» **WHAT THE TASK REQUIRES**
Exactly reproduce each of the entries shown below.

» **DATA EXTRACT**
┌──

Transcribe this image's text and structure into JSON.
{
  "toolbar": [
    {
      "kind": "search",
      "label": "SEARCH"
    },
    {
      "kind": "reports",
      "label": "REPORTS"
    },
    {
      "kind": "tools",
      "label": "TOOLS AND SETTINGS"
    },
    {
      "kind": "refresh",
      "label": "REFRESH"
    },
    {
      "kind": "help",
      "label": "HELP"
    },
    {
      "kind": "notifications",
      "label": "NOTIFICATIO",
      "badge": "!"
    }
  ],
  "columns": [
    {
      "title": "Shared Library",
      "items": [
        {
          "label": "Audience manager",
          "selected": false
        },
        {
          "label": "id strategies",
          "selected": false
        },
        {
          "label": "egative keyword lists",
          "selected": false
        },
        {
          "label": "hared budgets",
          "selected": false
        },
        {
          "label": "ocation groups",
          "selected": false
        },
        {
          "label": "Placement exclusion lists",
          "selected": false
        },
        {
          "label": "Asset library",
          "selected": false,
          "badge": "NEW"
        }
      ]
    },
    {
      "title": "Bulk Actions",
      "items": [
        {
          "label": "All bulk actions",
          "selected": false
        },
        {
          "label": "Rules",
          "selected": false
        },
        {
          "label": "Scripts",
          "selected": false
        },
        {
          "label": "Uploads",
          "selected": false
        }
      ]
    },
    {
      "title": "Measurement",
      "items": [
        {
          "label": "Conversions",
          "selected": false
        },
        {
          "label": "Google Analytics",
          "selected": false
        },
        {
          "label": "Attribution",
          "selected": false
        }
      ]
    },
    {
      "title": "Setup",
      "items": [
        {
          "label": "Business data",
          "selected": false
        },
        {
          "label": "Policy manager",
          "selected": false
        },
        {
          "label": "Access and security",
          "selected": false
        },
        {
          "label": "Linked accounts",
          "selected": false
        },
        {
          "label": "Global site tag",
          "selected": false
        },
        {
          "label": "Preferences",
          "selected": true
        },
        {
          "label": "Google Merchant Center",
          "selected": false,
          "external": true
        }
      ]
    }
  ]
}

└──

» **SOLUTION TO THIS EXERCISE**
Transcribe this image's text and structure into JSON.
{
  "toolbar": [
    {
      "kind": "search",
      "label": "SEARCH"
    },
    {
      "kind": "reports",
      "label": "REPORTS"
    },
    {
      "kind": "tools",
      "label": "TOOLS AND SETTINGS"
    },
    {
      "kind": "refresh",
      "label": "REFRESH"
    },
    {
      "kind": "help",
      "label": "HELP"
    },
    {
      "kind": "notifications",
      "label": "NOTIFICATIO",
      "badge": "!"
    }
  ],
  "columns": [
    {
      "title": "Shared Library",
      "items": [
        {
          "label": "Audience manager",
          "selected": false
        },
        {
          "label": "id strategies",
          "selected": false
        },
        {
          "label": "egative keyword lists",
          "selected": false
        },
        {
          "label": "hared budgets",
          "selected": false
        },
        {
          "label": "ocation groups",
          "selected": false
        },
        {
          "label": "Placement exclusion lists",
          "selected": false
        },
        {
          "label": "Asset library",
          "selected": false,
          "badge": "NEW"
        }
      ]
    },
    {
      "title": "Bulk Actions",
      "items": [
        {
          "label": "All bulk actions",
          "selected": false
        },
        {
          "label": "Rules",
          "selected": false
        },
        {
          "label": "Scripts",
          "selected": false
        },
        {
          "label": "Uploads",
          "selected": false
        }
      ]
    },
    {
      "title": "Measurement",
      "items": [
        {
          "label": "Conversions",
          "selected": false
        },
        {
          "label": "Google Analytics",
          "selected": false
        },
        {
          "label": "Attribution",
          "selected": false
        }
      ]
    },
    {
      "title": "Setup",
      "items": [
        {
          "label": "Business data",
          "selected": false
        },
        {
          "label": "Policy manager",
          "selected": false
        },
        {
          "label": "Access and security",
          "selected": false
        },
        {
          "label": "Linked accounts",
          "selected": false
        },
        {
          "label": "Global site tag",
          "selected": false
        },
        {
          "label": "Preferences",
          "selected": true
        },
        {
          "label": "Google Merchant Center",
          "selected": false,
          "external": true
        }
      ]
    }
  ]
}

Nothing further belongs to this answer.